++++ Source material ++++
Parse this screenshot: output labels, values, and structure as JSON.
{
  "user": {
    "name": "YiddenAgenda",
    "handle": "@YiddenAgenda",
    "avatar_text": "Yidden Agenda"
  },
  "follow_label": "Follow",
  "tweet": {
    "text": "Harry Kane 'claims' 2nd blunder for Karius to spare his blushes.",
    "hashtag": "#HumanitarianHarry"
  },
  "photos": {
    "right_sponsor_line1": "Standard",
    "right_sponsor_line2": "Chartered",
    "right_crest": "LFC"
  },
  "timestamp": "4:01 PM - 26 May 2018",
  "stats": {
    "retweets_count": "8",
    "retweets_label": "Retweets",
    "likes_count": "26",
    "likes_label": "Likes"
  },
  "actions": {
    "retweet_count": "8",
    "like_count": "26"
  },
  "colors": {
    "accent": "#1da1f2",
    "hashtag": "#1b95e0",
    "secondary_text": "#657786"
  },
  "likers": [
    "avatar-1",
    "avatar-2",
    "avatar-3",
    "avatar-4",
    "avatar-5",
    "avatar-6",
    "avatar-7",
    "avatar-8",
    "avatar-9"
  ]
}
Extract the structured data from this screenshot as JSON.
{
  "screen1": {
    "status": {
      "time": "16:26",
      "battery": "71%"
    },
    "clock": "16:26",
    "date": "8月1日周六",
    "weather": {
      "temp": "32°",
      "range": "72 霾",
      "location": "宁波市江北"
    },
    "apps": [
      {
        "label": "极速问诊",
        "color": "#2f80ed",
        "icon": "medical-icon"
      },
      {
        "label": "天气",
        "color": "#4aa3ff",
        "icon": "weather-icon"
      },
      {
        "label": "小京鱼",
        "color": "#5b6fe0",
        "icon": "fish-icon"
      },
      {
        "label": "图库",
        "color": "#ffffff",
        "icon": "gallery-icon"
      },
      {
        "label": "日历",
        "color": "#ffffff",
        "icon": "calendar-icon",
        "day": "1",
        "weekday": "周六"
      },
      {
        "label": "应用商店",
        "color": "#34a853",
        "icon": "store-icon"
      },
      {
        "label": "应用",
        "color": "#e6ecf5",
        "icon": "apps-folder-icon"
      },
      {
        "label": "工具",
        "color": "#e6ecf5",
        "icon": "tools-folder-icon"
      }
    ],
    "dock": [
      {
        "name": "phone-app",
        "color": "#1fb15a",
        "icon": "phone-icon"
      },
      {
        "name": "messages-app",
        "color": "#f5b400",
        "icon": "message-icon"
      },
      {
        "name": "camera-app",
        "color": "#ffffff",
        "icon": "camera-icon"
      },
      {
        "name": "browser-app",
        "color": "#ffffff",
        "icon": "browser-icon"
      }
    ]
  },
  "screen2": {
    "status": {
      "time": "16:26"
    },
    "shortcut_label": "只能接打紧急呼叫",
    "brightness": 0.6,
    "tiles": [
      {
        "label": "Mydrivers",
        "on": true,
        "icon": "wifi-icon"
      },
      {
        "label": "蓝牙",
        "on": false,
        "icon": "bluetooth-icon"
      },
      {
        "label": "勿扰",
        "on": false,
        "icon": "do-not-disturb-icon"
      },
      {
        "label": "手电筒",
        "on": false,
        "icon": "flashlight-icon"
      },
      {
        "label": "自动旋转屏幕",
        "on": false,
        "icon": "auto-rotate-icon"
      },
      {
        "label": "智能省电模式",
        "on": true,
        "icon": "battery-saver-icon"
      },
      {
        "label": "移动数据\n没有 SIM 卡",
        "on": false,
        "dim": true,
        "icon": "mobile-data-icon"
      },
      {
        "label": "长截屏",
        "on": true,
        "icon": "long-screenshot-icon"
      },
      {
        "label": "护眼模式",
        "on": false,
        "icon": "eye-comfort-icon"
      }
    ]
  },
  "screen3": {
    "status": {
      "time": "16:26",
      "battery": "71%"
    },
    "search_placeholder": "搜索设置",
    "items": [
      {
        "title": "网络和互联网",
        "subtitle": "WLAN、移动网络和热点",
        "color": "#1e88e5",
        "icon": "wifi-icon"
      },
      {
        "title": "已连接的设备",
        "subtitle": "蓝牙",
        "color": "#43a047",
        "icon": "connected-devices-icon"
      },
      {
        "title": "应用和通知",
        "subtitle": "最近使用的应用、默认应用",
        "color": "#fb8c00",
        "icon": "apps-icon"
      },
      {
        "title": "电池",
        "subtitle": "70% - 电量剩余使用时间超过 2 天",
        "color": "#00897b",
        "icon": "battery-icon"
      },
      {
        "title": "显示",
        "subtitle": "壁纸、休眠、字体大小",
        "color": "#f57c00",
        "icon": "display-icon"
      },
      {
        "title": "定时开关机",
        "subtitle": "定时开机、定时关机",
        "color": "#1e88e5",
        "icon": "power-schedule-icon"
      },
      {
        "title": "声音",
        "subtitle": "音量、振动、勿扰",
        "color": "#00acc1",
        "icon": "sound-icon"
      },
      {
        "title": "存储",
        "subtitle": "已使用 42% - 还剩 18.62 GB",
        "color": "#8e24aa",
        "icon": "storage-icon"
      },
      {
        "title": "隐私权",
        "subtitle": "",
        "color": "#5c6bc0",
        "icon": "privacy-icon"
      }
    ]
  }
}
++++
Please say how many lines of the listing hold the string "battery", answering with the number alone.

4